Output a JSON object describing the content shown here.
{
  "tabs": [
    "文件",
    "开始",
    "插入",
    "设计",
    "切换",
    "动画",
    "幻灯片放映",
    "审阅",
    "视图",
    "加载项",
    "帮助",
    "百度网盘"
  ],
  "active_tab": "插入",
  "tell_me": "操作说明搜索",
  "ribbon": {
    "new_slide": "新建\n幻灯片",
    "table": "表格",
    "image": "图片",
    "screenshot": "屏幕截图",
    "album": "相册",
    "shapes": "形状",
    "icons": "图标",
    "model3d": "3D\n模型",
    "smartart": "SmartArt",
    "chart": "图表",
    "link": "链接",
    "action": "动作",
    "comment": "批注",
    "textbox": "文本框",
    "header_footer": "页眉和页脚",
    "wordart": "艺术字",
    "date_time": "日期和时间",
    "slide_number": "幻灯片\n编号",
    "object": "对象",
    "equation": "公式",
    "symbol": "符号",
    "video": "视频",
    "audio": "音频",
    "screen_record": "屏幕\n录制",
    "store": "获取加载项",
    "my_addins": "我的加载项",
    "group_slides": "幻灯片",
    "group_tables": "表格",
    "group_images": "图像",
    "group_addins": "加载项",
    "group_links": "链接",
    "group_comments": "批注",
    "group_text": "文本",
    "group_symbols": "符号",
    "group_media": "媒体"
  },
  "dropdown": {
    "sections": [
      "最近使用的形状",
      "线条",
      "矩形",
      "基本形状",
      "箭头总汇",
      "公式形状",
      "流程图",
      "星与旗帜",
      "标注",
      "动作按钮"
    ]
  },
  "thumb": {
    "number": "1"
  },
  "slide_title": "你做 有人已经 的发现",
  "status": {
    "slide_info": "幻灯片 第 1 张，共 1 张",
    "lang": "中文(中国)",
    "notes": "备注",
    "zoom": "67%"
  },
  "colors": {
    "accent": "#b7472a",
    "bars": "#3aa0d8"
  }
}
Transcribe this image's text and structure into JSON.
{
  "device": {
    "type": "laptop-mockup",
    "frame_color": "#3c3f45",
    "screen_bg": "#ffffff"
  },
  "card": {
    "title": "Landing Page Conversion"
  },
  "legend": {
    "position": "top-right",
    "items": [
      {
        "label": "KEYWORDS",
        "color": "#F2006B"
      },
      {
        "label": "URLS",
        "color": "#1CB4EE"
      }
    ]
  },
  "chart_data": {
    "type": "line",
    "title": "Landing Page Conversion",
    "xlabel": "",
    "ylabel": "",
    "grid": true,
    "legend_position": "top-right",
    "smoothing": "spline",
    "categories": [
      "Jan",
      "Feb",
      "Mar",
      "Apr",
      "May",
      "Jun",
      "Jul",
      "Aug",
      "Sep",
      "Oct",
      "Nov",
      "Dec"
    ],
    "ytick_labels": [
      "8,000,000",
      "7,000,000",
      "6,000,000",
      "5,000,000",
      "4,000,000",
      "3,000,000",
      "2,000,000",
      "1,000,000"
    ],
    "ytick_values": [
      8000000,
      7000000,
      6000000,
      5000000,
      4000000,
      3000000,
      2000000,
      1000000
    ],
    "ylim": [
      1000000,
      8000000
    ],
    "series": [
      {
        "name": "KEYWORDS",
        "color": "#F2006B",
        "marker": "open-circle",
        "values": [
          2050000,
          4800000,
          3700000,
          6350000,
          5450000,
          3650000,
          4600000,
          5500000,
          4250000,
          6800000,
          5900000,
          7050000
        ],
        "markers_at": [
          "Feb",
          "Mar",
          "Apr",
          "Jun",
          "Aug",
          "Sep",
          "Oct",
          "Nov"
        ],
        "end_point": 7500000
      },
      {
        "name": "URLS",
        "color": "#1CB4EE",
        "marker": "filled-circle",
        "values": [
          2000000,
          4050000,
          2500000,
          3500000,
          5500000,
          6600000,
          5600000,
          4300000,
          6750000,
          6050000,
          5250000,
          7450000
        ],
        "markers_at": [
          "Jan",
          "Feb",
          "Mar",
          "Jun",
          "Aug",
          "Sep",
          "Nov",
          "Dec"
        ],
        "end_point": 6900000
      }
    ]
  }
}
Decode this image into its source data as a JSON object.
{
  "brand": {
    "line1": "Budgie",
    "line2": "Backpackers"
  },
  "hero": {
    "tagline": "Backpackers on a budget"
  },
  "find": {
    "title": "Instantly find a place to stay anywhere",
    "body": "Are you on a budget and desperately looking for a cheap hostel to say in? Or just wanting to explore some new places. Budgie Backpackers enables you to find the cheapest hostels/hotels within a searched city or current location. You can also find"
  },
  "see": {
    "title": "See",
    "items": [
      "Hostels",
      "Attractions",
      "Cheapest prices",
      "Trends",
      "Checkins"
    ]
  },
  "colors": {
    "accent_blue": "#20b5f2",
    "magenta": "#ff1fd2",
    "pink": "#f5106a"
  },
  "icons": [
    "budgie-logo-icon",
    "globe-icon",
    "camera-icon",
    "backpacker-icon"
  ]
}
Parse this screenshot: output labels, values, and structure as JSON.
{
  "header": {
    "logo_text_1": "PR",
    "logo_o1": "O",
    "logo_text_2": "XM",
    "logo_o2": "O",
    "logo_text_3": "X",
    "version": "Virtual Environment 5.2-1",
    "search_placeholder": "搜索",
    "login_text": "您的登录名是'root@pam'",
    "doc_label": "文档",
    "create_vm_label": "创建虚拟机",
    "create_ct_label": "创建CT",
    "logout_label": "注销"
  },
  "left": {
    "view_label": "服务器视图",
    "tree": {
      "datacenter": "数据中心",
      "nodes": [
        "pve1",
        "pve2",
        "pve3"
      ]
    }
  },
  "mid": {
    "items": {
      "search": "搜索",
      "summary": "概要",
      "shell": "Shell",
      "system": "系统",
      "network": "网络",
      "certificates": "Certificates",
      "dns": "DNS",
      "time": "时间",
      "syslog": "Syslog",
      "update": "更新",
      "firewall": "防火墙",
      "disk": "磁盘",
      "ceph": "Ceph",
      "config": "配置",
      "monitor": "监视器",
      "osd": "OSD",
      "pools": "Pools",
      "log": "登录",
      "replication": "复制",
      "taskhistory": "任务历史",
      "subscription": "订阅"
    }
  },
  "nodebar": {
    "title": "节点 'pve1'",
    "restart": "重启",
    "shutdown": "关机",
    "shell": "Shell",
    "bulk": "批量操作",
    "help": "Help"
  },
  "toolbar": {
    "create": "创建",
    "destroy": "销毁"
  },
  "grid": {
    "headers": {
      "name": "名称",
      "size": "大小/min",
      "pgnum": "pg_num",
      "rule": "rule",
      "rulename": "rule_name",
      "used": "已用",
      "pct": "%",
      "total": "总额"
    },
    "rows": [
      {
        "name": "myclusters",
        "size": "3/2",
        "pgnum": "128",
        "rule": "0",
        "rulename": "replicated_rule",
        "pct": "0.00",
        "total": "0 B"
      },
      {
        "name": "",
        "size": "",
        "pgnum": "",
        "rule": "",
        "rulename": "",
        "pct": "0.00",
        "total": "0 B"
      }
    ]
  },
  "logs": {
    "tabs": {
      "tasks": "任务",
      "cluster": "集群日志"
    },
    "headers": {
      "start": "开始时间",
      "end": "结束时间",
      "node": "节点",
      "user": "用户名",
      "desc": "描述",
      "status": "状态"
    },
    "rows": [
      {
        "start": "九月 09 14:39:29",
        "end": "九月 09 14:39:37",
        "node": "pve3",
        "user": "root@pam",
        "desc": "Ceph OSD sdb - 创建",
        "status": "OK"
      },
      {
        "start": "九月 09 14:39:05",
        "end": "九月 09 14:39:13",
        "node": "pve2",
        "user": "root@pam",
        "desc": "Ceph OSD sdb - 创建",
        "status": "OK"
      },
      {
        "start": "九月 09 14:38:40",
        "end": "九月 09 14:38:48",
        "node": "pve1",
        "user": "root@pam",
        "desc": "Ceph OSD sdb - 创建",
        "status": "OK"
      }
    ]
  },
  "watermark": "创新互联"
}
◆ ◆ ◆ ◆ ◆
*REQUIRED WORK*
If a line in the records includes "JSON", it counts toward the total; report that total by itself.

*EXPECTED OUTPUT*
4